I am not an art history major.
Don’t get me wrong; art history is an important field with a lot of depth, but the Woodrow Wilson School of Public and International Affairs is where I expect to get my degree. So when I signed up for the freshman seminar Visual Art and the Representation of Knowledge, taught by Susanna Berger, I was following standard freshman advice: join at least one “fun-course-description-takes-priority-over-prerequisites” class while you still can.
Like most freshman advice, it proved to be correct. Visual Art’s fun course description translated into engaging discussions on everything from hieroglyphics to comic books. On field trips to the Princeton University Art Museum, the Metropolitan Museum of Art, and the Museum of Modern Art, we had access to the primary sources at the root of our papers, which made research both more authentic and more exciting. The first two papers were limited to a certain collection or time period, relevant to weekly readings. The final research project, however, was a 10-page visual analysis of any artwork of our choice.
In art history, free choice is inherently daunting. With work spanning thousands of years across all continents, focusing on an original, worthy thesis topic involves a lot of questions. What more can be said about Michelangelo’s David? What can’t be said about Da Vinci’s Mona Lisa? And does Duchamp’s Fountain even fit in the same category? These are classic art history questions, and I cycled through them at first, trying to think like an art history major.
But I am not an art history major.
Taking a step back, I thought about how art intersected my experience in public affairs. I’d seen images generate excitement at community events and campaign offices during the 2012 presidential election, as a Summer Organizing Fellow for Obama for America. Regardless of voters’ political views, the Obama Hope Poster always earned a reaction, even though it was created for the previous election cycle. Here was a recent artwork with an enduring effect, not yet fully explained. It was exactly the kind of topic that deserved thorough art historical investigation … perhaps not the first one that comes to mind, it’s true; but by looking for the crossover between a seminar and a summer fellowship, I found one of the most rewarding research experiences I’ve ever had.
After investigating journals, newspapers, and even memes from 2008, I felt confident enough to reach a conclusion: the Hope Poster became an iconic symbol because it legitimizes Obama as a presidential candidate while asserting the originality of his national vision. But if you’re not an art history or public affairs major, I can offer you this conclusion instead: I’ve learned that the best way to find a research question is to ask it yourself, unrestricted by the traditional boundaries of a field. Visual Art introduced me to the tenets that shaped art history so I could analyze a phenomenon that shaped my life.
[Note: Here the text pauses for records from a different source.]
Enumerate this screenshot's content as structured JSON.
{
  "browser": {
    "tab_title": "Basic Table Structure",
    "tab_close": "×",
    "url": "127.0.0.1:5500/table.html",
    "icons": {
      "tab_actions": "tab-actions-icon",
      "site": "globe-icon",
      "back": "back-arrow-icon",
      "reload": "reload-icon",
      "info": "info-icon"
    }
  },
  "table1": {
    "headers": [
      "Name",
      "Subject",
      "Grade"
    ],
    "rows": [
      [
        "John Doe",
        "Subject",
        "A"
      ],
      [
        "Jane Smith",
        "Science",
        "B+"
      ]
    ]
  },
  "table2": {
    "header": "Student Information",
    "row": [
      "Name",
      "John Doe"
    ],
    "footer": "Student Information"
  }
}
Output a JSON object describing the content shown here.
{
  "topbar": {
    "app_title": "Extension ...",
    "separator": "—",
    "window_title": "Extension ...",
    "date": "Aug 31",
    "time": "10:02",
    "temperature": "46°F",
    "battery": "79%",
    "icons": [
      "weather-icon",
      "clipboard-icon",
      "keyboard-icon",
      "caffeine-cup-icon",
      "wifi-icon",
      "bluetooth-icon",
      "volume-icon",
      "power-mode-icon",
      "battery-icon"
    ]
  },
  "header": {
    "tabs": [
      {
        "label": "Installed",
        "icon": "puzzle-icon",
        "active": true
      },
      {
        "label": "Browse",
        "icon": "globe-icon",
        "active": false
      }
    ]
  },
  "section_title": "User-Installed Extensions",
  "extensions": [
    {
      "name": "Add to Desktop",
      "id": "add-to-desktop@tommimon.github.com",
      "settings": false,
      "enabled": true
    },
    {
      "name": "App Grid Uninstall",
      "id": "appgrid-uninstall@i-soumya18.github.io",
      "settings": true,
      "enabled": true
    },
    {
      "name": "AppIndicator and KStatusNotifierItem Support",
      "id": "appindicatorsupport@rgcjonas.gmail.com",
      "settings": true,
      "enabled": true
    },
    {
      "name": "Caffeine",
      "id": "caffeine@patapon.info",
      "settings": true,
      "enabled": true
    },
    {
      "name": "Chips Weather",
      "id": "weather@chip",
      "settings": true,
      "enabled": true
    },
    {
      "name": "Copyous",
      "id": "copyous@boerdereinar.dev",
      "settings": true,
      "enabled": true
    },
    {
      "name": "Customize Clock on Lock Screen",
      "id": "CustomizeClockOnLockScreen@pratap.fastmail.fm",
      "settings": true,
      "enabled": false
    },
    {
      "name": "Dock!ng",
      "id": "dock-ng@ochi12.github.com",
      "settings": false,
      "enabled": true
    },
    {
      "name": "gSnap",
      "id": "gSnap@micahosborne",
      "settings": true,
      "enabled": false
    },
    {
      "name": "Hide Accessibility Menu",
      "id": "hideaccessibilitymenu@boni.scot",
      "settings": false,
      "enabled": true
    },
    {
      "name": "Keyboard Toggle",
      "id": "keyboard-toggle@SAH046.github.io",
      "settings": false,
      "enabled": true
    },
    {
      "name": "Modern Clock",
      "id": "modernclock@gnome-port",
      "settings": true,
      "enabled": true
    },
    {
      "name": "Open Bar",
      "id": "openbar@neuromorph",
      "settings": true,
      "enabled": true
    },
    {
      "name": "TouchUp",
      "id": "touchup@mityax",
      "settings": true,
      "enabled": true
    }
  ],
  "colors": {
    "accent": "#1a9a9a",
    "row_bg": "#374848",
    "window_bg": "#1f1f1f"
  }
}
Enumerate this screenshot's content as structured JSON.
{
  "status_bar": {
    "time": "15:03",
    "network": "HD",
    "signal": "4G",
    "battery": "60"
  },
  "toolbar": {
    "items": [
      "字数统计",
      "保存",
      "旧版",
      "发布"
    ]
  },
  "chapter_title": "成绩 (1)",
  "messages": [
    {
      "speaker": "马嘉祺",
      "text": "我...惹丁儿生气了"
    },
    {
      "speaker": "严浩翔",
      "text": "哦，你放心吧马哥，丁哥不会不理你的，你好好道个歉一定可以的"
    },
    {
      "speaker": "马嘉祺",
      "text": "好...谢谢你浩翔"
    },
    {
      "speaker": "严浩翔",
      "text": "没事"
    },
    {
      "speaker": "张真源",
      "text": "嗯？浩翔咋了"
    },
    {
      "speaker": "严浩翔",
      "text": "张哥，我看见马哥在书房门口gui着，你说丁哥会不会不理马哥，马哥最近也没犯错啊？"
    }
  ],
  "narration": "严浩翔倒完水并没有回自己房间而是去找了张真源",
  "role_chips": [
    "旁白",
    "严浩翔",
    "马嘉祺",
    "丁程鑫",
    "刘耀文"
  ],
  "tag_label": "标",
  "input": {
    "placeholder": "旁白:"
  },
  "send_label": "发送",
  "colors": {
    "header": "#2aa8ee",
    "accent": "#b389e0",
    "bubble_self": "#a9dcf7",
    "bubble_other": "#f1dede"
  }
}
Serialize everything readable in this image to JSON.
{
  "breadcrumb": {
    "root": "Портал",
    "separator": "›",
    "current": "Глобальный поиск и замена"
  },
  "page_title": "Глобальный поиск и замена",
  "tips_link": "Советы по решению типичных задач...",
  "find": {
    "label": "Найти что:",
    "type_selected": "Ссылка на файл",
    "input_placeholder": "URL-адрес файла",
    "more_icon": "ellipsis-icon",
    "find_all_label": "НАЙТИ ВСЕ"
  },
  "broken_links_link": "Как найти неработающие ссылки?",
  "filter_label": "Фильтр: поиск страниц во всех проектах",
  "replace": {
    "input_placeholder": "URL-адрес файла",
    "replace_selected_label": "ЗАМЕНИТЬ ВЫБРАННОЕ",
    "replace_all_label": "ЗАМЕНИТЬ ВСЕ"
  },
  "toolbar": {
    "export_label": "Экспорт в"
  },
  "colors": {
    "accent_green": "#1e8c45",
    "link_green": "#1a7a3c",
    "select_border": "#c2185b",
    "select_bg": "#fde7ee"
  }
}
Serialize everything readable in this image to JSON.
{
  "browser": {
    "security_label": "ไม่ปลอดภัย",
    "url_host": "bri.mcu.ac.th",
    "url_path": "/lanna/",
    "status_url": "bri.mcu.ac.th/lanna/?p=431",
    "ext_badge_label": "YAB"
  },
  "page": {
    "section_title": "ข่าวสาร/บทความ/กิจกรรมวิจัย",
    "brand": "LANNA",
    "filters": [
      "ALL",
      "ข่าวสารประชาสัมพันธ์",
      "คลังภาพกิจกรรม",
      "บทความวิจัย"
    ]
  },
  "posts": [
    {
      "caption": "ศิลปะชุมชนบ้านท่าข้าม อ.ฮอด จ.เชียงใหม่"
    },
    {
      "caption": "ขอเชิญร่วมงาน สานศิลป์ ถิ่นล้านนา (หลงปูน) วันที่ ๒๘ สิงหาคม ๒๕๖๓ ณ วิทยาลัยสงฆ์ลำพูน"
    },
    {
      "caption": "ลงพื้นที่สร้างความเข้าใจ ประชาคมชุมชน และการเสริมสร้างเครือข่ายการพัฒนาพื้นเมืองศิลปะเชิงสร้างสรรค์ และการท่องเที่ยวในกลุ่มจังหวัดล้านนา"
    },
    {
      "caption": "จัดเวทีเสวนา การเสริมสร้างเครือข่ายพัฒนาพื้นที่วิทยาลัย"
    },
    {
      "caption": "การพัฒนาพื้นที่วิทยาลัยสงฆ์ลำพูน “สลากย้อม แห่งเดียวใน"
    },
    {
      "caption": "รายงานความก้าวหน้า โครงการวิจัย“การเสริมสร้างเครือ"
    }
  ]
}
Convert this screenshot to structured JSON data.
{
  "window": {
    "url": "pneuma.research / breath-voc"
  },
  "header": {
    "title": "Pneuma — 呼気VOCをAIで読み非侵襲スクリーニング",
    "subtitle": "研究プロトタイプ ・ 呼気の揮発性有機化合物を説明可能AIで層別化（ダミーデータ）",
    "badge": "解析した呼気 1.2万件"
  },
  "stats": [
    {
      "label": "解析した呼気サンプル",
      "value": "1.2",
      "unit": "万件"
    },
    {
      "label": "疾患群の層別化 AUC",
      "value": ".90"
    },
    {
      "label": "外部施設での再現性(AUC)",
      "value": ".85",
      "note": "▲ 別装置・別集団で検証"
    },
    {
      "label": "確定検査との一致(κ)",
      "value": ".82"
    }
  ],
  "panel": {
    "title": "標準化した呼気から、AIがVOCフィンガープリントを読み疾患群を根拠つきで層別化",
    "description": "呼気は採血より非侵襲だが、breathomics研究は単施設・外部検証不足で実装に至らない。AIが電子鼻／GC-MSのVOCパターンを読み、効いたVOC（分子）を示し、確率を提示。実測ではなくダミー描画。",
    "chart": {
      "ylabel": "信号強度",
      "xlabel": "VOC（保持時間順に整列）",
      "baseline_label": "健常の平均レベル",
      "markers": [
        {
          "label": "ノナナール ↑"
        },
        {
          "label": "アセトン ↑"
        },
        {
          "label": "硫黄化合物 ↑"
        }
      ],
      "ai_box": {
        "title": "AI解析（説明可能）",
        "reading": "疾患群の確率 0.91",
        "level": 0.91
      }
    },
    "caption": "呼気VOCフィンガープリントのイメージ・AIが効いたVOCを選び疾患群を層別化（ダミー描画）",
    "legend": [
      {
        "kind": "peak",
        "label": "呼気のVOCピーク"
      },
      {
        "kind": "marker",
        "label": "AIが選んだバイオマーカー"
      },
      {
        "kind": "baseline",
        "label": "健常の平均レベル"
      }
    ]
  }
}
So that non-required course you’re not sure about? Take it. And that research project at the end of the semester? Take a risk. It might not affect your undergraduate concentration, but it’s the best way to discover something major.
– Melissa Parnagian, Social Sciences Correspondent